Future-proofing in security design is not a new concept, as providing a nominal quantity of spare capacity is standard practice for most designers, and commonly requested by end users. This will usually take the form of additional bandwidth and storage capacity, extra ports on a network switch, or similar measures in the application of technology that can be quantified as a percentage of the overall system capacity. The next step is to begin looking at the environment we are designing for as constantly changing and evolving. Drawings are static and the environment is dynamic.
While attempting to plan for future transformations of an existing environment may veer into the realm of crystal ball gazing, we can limit our adaptability planning to what is possible and reasonable. This could take the form of reviewing the masterplan for a developing community, or considering emergent technologies that may provide workarounds for proposed security treatments (e.g. the recent use of recreation aerial drones to bypass perimeter security fences). The most obvious example of a failure to plan for the changing nature of a site is the conflict between an outdoor camera’s field of view, and the tree the landscape designer planted a number of years ago. As the tree grows taller, it gradually blocks more and more of the camera’s field of view. This common scenario is emblematic of the broader issue; how will the security design, being implemented now, adapt to the changes that occur in the surrounding environment in five or 10 years’ time?
Regular review and refitting of security measures may be one solution, but with significant ongoing costs attached. Alternatively, as part of the design process, include a review of how the operational, built, and natural environments may change over time, and how a security design can change with them.
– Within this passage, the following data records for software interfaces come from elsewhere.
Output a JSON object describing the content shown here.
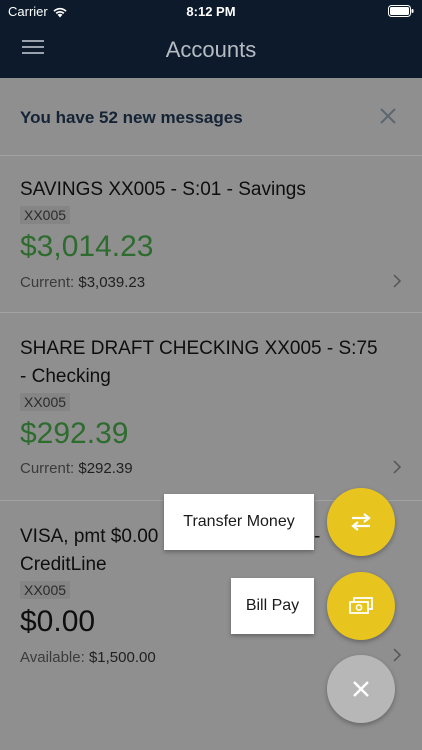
{
  "status_bar": {
    "carrier": "Carrier",
    "time": "8:12 PM"
  },
  "nav": {
    "title": "Accounts",
    "menu_icon": "hamburger-menu-icon"
  },
  "messages": {
    "text": "You have 52 new messages",
    "close_icon": "close-icon"
  },
  "accounts": [
    {
      "name": "SAVINGS XX005 - S:01 - Savings",
      "mask": "XX005",
      "balance": "$3,014.23",
      "sub_label": "Current:",
      "sub_value": "$3,039.23"
    },
    {
      "name_line1": "SHARE DRAFT CHECKING XX005 - S:75",
      "name_line2": "- Checking",
      "mask": "XX005",
      "balance": "$292.39",
      "sub_label": "Current:",
      "sub_value": "$292.39"
    },
    {
      "name_line1": "VISA, pmt $0.00",
      "name_line1_right": "-",
      "name_line2": "CreditLine",
      "mask": "XX005",
      "balance": "$0.00",
      "sub_label": "Available:",
      "sub_value": "$1,500.00"
    }
  ],
  "fab_menu": {
    "transfer_label": "Transfer Money",
    "transfer_icon": "swap-arrows-icon",
    "billpay_label": "Bill Pay",
    "billpay_icon": "cash-icon",
    "close_icon": "close-icon"
  },
  "colors": {
    "nav_bg": "#0c1a2b",
    "positive_balance": "#2e6b2e",
    "fab_yellow": "#e8c41f",
    "overlay_bg": "#8f8f8f"
  }
}
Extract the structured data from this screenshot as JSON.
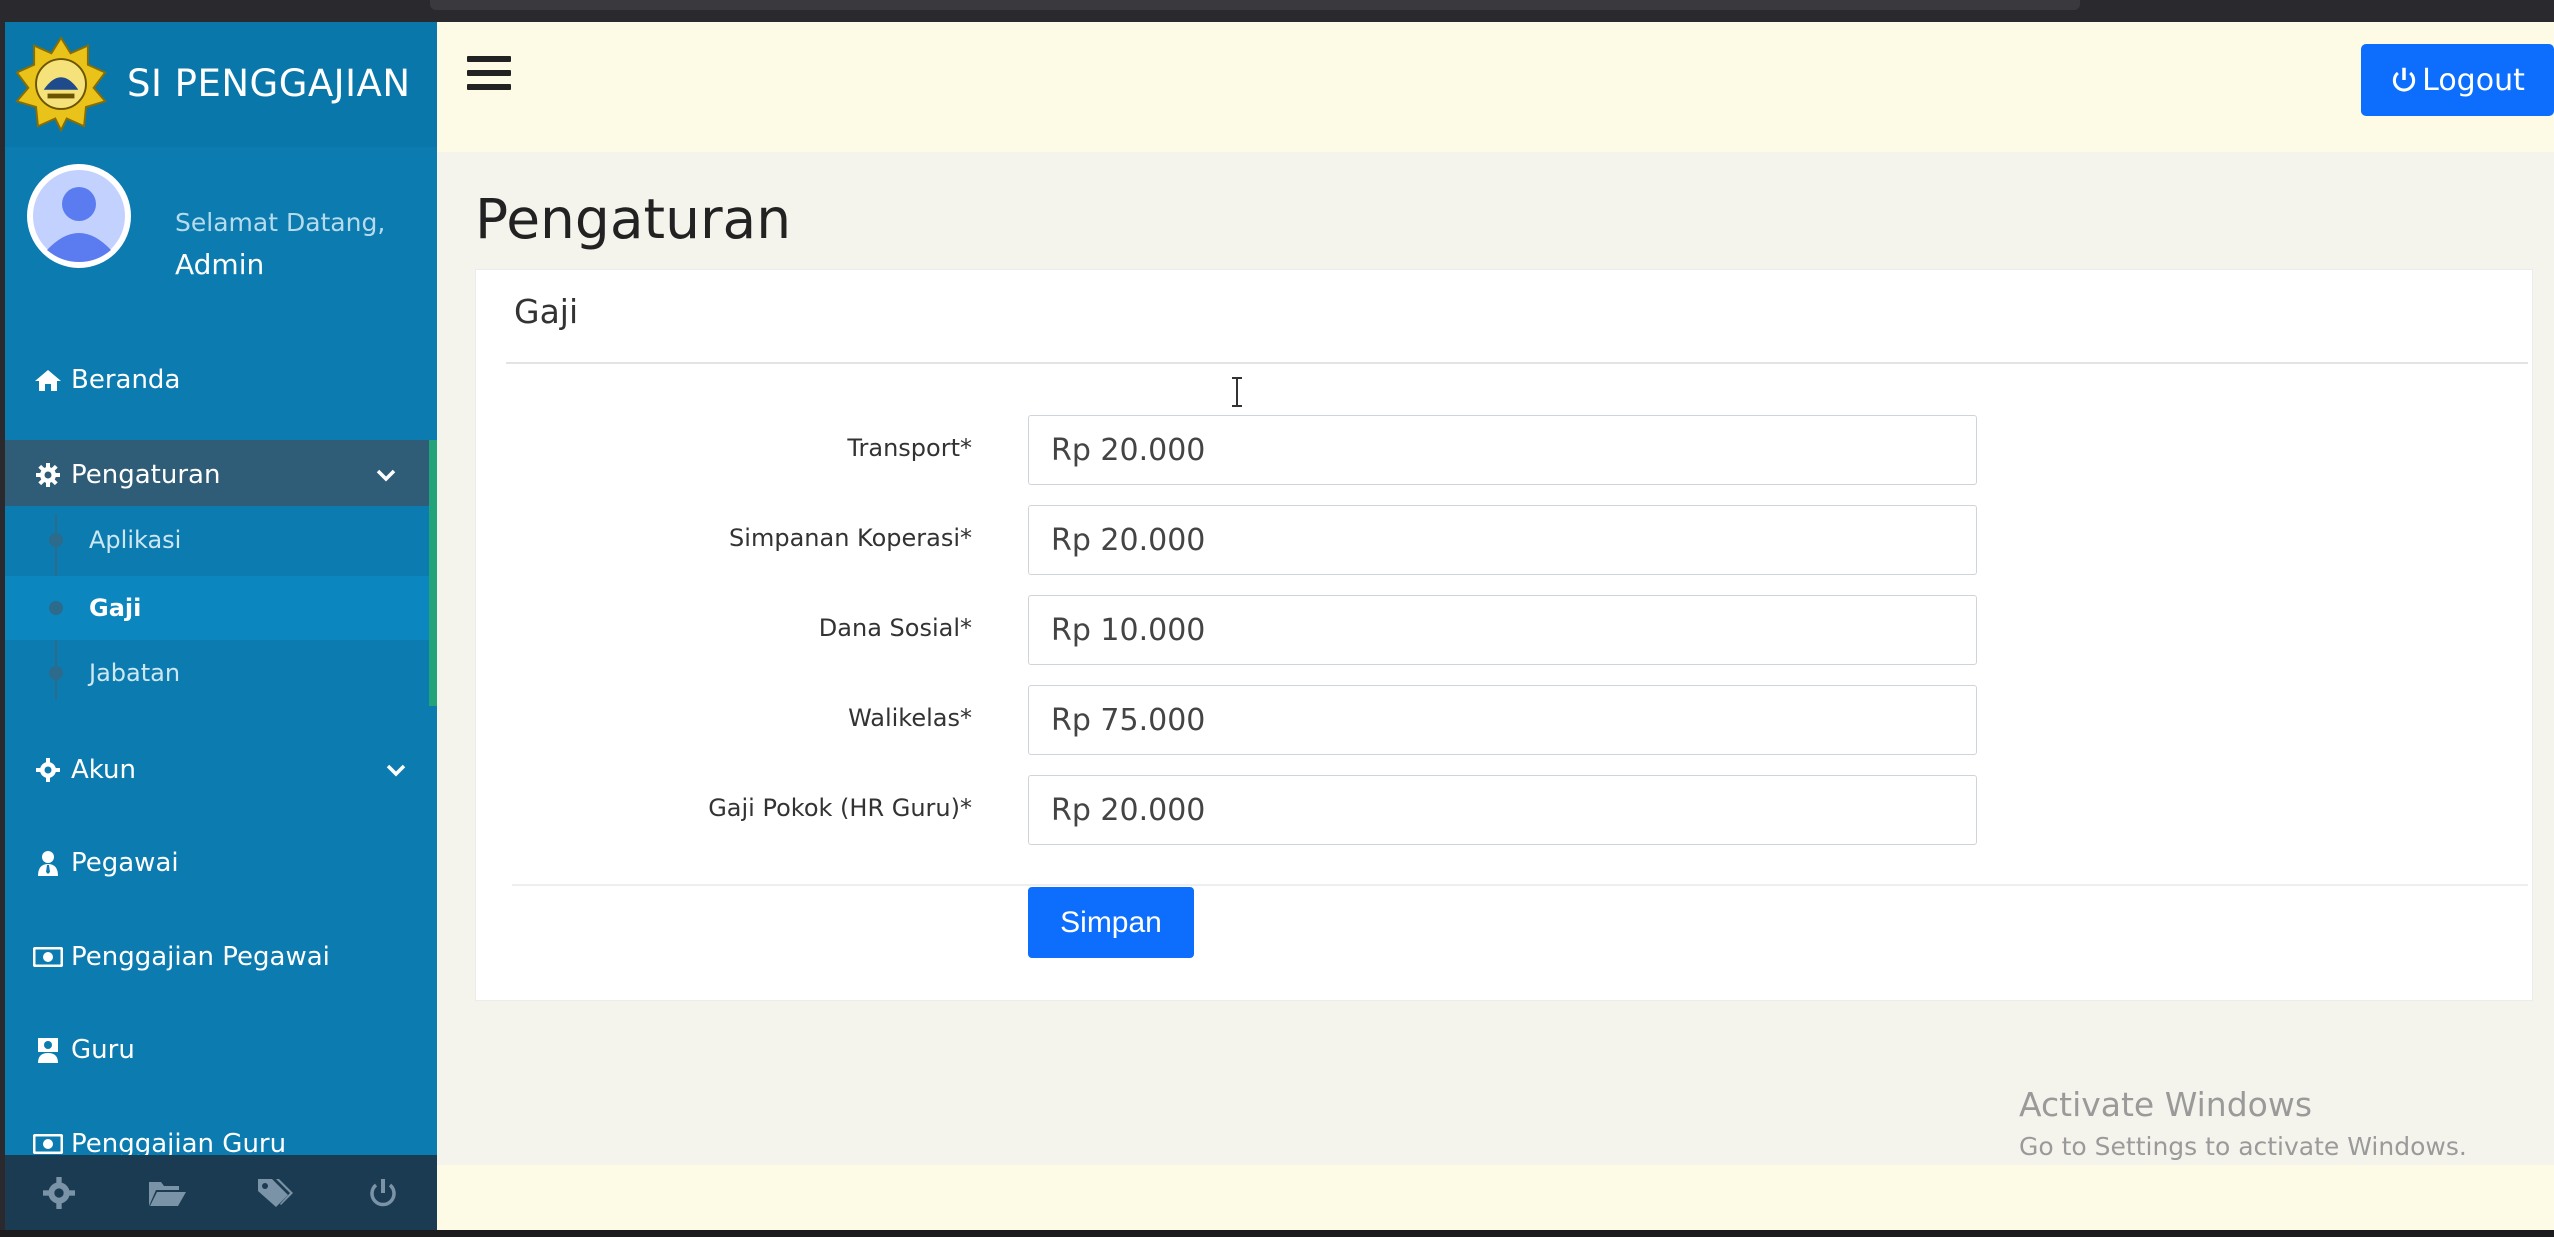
{
  "brand": {
    "title": "SI PENGGAJIAN"
  },
  "user": {
    "greeting": "Selamat Datang,",
    "name": "Admin"
  },
  "sidebar": {
    "items": [
      {
        "label": "Beranda",
        "icon": "home-icon"
      },
      {
        "label": "Pengaturan",
        "icon": "gear-icon",
        "expanded": true
      },
      {
        "label": "Akun",
        "icon": "gear-icon"
      },
      {
        "label": "Pegawai",
        "icon": "user-tie-icon"
      },
      {
        "label": "Penggajian Pegawai",
        "icon": "money-bill-icon"
      },
      {
        "label": "Guru",
        "icon": "teacher-icon"
      },
      {
        "label": "Penggajian Guru",
        "icon": "money-bill-icon"
      }
    ],
    "subitems": [
      {
        "label": "Aplikasi"
      },
      {
        "label": "Gaji",
        "current": true
      },
      {
        "label": "Jabatan"
      }
    ],
    "footer_icons": [
      "gear-icon",
      "folder-open-icon",
      "tags-icon",
      "power-icon"
    ]
  },
  "topbar": {
    "logout_label": "Logout"
  },
  "page": {
    "title": "Pengaturan"
  },
  "card": {
    "header": "Gaji",
    "fields": [
      {
        "label": "Transport*",
        "value": "Rp 20.000"
      },
      {
        "label": "Simpanan Koperasi*",
        "value": "Rp 20.000"
      },
      {
        "label": "Dana Sosial*",
        "value": "Rp 10.000"
      },
      {
        "label": "Walikelas*",
        "value": "Rp 75.000"
      },
      {
        "label": "Gaji Pokok (HR Guru)*",
        "value": "Rp 20.000"
      }
    ],
    "save_label": "Simpan"
  },
  "watermark": {
    "line1": "Activate Windows",
    "line2": "Go to Settings to activate Windows."
  },
  "colors": {
    "sidebar": "#0b7bb0",
    "active_item": "#2f5d78",
    "accent": "#0d6efd",
    "topbar": "#fdfbe6"
  }
}
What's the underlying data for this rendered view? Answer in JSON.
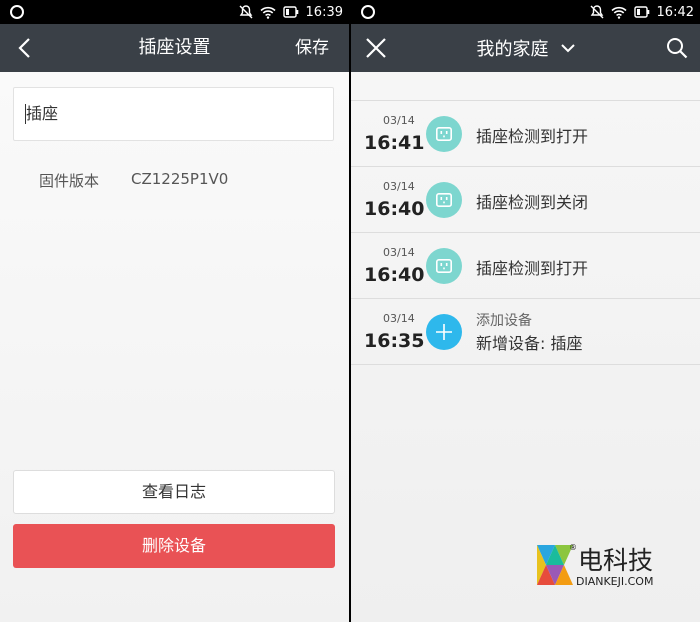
{
  "left": {
    "status": {
      "time": "16:39"
    },
    "header": {
      "title": "插座设置",
      "save_label": "保存"
    },
    "name_input": {
      "value": "插座"
    },
    "firmware": {
      "label": "固件版本",
      "value": "CZ1225P1V0"
    },
    "buttons": {
      "view_log": "查看日志",
      "delete_device": "删除设备"
    }
  },
  "right": {
    "status": {
      "time": "16:42"
    },
    "header": {
      "title": "我的家庭"
    },
    "feed": [
      {
        "date": "03/14",
        "time": "16:41",
        "text": "插座检测到打开",
        "icon": "socket-icon"
      },
      {
        "date": "03/14",
        "time": "16:40",
        "text": "插座检测到关闭",
        "icon": "socket-icon"
      },
      {
        "date": "03/14",
        "time": "16:40",
        "text": "插座检测到打开",
        "icon": "socket-icon"
      },
      {
        "date": "03/14",
        "time": "16:35",
        "title": "添加设备",
        "text": "新增设备: 插座",
        "icon": "plus-icon"
      }
    ]
  },
  "watermark": {
    "cn": "电科技",
    "en": "DIANKEJI.COM",
    "reg": "®"
  },
  "colors": {
    "appbar": "#3a4047",
    "danger": "#e95255",
    "socket_icon_bg": "#7dd6cf",
    "add_icon_bg": "#2eb8ec"
  }
}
Consider how an adversary might attempt to bypass the proposed security measures and how this can be countered, or the security system reconfigured to if this scenario occurs.
Sustainability as a theme is already a focus for the Dubai government and those engaged in the design and development of the city’s built environment. In 2016, the Dubai Municipality announced the Green Building Rating System, which aims to rate new buildings based on the implementation of green building standards. Under the scheme, buildings that do not meet the requirements to achieve the minimum bronze rating are not given permits. The Director General of Dubai Municipality, Hussain Nasser Lootah, explained that the initiative is designed to achieve high performance of buildings to promote human and environmental health by strengthening the planning, design, implementation, and operation phases of buildings. The concept aims to achieve a smart, sustainable city status for Dubai by 2021.
Security professionals can and must find ways to support the drive for sustainability within our own work, and one way of contributing is definitely in ensuring adaptability in security design is achieved. By considering the adaptability of designs to respond to the everchanging world around us, we create more resilient solutions that can better weather the tests of time.